Jun 21, 2013 — Flight Behavior, Barbara Kingsolver's rural tale of personal awakening, climbs to No. 1.
Jun 3, 2013 — In softcover fiction, Barbara Kingsolver explores climate change, Jami Attenberg depicts an eating disorder, Dave Eggers sends a businessman to Saudi Arabia, and Vaddey Ratner fictionalizes life under the Khmer Rouge. In nonfiction, Jeffrey Toobin examines the Supreme Court and President Obama.
Apr 20, 2013 — More and more writers are setting their novels and short stories in worlds, not unlike our own, where the Earth's systems are noticeably off-kilter. The genre has come to be called climate fiction — "cli-fi," for short.
Apr 12, 2013 — In softcover nonfiction, Fawzia Koofi reflects on her hard-won empowerment in Afghanistan, Gustavo Arellano surveys America's obsession with Mexican cuisine and Craig Havighurst documents the rich history of Nashville country radio.
Apr 5, 2013 — Girls Of Atomic City, about the Tennessee women who helped win World War II, debuts at No. 11.
Feb 26, 2013 — The American hero really was from Tennessee and he really was a skilled frontiersman, but he may not have actually worn that coonskin hat. A new book by Bob Thompson tries to separate the man from the myth.
Nov 16, 2012 — Barbara Kingsolver's Flight Behavior takes a stand on climate change. It debuts at No. 1.
Nov 9, 2012 — Writer Barbara Kingsolver is one of a handful of novelists with a science background, and she puts it to use in her new novel Flight Behavior. Kingsolver discusses the book and why she chose to look at the the issue of climate change in a fictional work set in rural Tennessee.

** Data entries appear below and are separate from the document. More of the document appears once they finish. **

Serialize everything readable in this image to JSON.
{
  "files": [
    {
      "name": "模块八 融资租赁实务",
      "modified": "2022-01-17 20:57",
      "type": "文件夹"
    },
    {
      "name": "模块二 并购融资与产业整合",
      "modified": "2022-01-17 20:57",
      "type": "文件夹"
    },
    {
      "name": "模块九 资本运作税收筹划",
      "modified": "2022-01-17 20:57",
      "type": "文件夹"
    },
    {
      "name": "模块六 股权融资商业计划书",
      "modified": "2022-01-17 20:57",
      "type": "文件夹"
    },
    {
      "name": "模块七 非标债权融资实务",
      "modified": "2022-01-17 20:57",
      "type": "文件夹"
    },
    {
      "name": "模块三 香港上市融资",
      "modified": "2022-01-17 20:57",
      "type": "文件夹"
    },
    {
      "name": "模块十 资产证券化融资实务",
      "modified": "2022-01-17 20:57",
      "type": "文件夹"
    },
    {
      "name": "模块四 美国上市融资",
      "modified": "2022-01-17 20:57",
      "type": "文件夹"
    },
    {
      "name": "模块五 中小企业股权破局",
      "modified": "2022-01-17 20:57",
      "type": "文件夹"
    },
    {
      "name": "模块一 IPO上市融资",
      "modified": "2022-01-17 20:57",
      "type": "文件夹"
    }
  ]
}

Nov 8, 2012 — Barbara Kingsolver's new novel starts when millions of monarch butterflies alight on a mountain in eastern Tennessee. Yet, as author Brian Kimberling describes, the beautiful winged visitors in the novel reveal both humankind's effect on nature and the nature of humankind.
Sep 29, 2011 — Jonathan Franzen's much-discussed Freedom arrives in paperback, along with selected stories from William Trevor and a new Rick Bass novel set in 1950s Nashville. In nonfiction, Nelson Mandela opens the archives to his past, and Ian Frazier explores Siberia.